From the time I was 18, I have always been fascinated by the workings of the mind. This mind that we can’t place anywhere in our body, but which controls everything in our lives.
All my life, I have keenly felt the mind’s absence and also its presence. I have seen my mind blossom. I have seen it shiver and curdle in a mess. I have seen mental wellness – that beautiful synchronicity of emotional wellness – and I have seen mental illness. None more devastating than when I lost my brother to suicide.
When I started therapy this year, I didn’t start willingly. I was pushed to it. I thought I was super-cool, handling everything until life gave me a shove this year and said, “About time you clean up the mess in your head, woman.” I didn’t even realize that I was living in a mind-mess. But here’s the thing: you don’t have to be in a mess to take up therapy. We think that we “need” therapy because we have some “problem.” But I don’t go running or work out because I think I have a problem. I work out because it just is part of me – it’s part of training my physical body to realize its wellness. I realize that we need to look at therapy as just part of our overall wellness. To recognize and live in compassion for ourselves and others. Not to think that therapy is about fixing our broken selves because that is an act of fundamental aggression to ourselves – as if we need fixing like our cars in the garage.
We are beautiful in our brokenness. We are broken because we are beautiful.

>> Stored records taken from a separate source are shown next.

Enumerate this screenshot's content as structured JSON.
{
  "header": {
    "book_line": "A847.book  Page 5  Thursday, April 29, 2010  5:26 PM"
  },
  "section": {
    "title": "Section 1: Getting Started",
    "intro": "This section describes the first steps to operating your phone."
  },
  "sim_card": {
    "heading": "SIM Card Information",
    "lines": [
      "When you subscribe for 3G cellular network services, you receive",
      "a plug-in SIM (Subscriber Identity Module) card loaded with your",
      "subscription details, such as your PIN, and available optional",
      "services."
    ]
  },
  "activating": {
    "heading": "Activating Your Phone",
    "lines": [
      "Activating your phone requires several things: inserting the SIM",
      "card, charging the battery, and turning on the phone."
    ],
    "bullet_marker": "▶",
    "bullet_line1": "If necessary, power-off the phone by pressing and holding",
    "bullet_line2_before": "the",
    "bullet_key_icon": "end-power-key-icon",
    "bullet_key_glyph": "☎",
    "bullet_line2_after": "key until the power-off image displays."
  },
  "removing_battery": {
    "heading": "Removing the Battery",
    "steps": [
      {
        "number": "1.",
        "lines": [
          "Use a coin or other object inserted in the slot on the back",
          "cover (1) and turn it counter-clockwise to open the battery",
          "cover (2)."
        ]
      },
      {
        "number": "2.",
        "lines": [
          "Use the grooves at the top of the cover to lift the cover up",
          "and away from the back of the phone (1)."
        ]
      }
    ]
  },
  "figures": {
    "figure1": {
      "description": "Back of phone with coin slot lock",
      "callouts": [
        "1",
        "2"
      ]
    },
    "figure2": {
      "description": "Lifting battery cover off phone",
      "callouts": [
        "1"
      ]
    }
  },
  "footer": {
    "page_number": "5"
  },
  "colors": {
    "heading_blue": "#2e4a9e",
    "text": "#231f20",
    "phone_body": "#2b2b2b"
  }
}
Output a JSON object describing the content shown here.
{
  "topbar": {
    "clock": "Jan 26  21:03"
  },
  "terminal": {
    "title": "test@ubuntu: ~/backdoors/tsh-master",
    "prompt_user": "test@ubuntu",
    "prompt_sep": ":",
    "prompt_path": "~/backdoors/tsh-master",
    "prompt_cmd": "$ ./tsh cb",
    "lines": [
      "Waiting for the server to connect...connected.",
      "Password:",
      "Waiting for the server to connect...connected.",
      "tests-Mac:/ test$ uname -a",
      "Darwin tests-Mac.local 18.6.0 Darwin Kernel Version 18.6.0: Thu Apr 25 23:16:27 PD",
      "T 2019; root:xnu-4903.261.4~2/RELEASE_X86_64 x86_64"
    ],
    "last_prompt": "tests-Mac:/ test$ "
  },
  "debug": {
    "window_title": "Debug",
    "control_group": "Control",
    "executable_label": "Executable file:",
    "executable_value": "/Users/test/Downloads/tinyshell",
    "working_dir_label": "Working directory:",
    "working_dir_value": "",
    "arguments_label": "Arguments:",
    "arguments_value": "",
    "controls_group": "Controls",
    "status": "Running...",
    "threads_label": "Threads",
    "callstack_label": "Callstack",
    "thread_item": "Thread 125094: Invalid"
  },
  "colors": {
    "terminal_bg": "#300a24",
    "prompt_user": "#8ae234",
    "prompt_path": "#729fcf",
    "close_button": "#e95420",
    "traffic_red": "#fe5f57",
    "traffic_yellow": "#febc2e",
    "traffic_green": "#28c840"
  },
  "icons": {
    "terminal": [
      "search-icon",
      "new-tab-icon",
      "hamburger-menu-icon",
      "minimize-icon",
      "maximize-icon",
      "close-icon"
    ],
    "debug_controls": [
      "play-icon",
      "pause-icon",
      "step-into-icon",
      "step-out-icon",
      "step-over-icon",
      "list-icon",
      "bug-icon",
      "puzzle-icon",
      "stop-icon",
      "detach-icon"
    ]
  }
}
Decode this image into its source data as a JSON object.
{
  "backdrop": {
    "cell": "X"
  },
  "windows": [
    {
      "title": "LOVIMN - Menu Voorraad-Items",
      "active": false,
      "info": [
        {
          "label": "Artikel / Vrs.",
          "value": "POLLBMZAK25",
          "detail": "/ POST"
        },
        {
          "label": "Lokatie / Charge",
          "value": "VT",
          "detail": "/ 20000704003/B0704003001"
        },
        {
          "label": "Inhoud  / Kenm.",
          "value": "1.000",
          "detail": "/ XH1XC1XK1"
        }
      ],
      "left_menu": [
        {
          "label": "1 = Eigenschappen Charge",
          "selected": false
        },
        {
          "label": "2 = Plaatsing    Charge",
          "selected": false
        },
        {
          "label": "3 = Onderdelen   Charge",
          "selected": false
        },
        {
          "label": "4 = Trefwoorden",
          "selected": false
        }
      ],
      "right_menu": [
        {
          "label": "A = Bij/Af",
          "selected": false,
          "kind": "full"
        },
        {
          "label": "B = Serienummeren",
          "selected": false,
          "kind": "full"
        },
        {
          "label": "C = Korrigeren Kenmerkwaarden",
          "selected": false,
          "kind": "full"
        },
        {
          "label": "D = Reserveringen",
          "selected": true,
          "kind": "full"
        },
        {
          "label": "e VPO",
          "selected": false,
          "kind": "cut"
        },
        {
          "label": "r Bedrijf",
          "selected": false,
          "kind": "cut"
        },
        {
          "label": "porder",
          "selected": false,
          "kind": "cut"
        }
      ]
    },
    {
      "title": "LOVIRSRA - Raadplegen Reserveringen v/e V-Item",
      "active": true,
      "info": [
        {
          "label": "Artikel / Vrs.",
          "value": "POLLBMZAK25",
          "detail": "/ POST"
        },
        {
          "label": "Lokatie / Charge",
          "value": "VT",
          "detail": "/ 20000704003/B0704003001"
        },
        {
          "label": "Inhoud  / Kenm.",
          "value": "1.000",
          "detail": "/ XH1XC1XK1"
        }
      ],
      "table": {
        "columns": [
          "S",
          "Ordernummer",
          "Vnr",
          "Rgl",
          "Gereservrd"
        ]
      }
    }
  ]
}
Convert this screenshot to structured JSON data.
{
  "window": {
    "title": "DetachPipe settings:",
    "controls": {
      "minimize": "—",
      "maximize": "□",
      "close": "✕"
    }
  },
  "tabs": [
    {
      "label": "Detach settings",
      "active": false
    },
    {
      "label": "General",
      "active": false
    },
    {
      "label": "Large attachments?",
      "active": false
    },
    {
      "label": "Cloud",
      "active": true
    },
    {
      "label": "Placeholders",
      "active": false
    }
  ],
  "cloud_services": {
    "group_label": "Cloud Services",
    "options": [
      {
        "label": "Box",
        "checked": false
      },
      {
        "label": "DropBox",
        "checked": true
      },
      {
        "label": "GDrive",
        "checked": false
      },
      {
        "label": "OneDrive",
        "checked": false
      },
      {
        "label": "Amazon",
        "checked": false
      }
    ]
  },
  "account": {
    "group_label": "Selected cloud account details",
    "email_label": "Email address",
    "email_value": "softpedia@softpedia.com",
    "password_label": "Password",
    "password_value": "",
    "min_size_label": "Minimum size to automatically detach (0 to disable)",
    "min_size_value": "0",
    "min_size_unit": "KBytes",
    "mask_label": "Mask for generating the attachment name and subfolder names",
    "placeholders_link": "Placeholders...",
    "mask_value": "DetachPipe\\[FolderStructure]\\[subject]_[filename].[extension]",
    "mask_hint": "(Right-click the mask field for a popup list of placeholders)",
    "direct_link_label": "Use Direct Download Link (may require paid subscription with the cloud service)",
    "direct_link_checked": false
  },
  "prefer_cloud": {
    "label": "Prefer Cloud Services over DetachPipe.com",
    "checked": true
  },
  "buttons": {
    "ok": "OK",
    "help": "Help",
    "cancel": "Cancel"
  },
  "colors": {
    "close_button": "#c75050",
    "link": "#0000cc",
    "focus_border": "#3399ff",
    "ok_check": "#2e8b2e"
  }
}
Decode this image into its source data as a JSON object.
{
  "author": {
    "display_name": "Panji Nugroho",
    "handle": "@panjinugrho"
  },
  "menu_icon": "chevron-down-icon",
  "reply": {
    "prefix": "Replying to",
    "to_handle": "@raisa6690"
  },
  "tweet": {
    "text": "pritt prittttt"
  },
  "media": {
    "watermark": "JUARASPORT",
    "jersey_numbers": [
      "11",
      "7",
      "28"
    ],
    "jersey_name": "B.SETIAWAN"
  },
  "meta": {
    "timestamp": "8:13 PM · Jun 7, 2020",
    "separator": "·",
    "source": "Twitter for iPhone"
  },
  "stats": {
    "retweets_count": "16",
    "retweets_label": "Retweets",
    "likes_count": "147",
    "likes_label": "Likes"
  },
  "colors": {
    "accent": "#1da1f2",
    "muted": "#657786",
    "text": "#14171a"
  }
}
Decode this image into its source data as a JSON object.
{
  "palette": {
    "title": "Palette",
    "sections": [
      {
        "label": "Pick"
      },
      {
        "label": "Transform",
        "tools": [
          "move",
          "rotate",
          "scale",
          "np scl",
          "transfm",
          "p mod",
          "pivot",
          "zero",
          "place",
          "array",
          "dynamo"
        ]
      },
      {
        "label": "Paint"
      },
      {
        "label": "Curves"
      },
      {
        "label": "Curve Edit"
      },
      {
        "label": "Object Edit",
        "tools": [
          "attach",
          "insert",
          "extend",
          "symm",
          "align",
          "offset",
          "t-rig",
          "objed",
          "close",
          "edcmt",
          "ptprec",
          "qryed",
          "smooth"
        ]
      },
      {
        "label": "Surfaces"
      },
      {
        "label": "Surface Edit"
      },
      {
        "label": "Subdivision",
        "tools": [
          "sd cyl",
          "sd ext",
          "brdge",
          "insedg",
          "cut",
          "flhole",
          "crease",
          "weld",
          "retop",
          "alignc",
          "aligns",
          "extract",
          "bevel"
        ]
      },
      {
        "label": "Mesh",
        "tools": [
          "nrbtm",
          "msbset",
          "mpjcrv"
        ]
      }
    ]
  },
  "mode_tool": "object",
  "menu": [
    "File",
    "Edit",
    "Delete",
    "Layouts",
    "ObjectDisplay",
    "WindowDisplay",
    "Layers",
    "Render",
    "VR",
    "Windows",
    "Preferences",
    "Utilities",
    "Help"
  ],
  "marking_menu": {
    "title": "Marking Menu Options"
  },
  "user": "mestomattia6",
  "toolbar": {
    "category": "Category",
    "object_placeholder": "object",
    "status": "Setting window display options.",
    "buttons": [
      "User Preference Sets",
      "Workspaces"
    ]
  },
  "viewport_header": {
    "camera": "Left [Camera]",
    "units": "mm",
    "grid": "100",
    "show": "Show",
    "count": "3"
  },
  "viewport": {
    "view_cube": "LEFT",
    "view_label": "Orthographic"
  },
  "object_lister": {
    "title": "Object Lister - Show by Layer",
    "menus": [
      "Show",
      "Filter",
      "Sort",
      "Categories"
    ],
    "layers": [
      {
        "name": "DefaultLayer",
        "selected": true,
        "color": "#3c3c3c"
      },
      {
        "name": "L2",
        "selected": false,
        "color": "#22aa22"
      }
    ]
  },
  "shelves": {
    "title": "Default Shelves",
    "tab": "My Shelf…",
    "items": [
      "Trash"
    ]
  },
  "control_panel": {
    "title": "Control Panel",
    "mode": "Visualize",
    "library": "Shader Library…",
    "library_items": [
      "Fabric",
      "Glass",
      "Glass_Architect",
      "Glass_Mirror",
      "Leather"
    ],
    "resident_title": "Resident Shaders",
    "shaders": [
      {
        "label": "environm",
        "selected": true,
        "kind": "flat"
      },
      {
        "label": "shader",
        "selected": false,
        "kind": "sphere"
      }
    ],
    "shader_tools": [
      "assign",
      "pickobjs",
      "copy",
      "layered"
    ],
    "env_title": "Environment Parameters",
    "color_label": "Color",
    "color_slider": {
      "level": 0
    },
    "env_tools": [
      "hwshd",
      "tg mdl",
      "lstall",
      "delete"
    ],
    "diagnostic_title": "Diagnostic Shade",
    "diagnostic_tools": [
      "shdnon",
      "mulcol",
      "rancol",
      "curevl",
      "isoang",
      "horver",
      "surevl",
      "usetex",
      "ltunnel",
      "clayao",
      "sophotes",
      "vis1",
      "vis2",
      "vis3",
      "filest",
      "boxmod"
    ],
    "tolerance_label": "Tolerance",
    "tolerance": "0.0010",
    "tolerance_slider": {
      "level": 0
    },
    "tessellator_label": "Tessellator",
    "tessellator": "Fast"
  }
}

If we can lovingly feed our bodies with a walk, nourish it with berries and almond milk, we can lovingly feed our minds with words of care, thoughts of healing, and spaces of allowing it to be: a space where we look at the mind as the sky, and not the septic, sewage tank that we think needs treatment.
When I did decide to take up therapy, I didn’t look for serious qualifications. I chose my therapist online on a whim: she has pink/purple hair, and I felt I could identify with someone like that. I went by instinct because you can look for the greatest credentials, but if you don’t feel a rapport with your therapist, then all those qualifications come to naught. My instinct was right: I enjoy my rapport with my therapist because she has a precious ability: she makes me laugh even when I relate trauma. And humor is the most under-rated CBT technique. She hasn’t given me a single ‘solution’ so far and nothing earth-shattering in insights either. But she has given me space for less thinking and more understanding.
Too many people take me too seriously. The respect I receive, although I am thankful for it, can be dangerous for your ego. My therapist doesn’t pander to my ego. If I say, “Right, my kindness is just a professional facade,” she grins and says, “Yes, it is.” I stare at her, flabbergasted, and then realize that she has just pricked my little vanity bubble. And it makes me smile to see that someone is doing that.
It’s tough to condense your life of 40 years into 45 minutes. I am anxious about each session because this is not about just venting. There’s work to be done. Anxiety. Anger. Trauma. Abuse. Words that linger in our heads, dancing a chaotic cosmos of deep-rooted pain. But these words can coalesce into beautiful meaning if we put the right work into it. I worry that I don’t know how much I should reveal or how less for each session. Does it matter? How can she get the “full picture,” I wonder anxiously. And then I see what I am doing. I am trying to make even my therapy sessions perfect. An Excel sheet of organized columns and rows of my life. Why am I trying to control my therapist’s own approach? She knows she is perfectly capable of asking me anything and also not ask what I don’t want to share.
I feel like I have run a full marathon after each session. Tired. But also proud. I feel vulnerable but also safe. I feel exposed but protected.
I should have done this years ago, I know. Because only when we learn to love ourselves can we become better in our professional and personal lives.
I will continue to document my therapy journey because writing, I hope, will bring more awareness of the fragile, beautiful world of our minds.
May you find your happy place today. Be it in a book, a leaf, a hug, notes of blue, a samosa, a client’s warm words of praise, or a million-dollar sale. May you be a wee bit flabbergasted.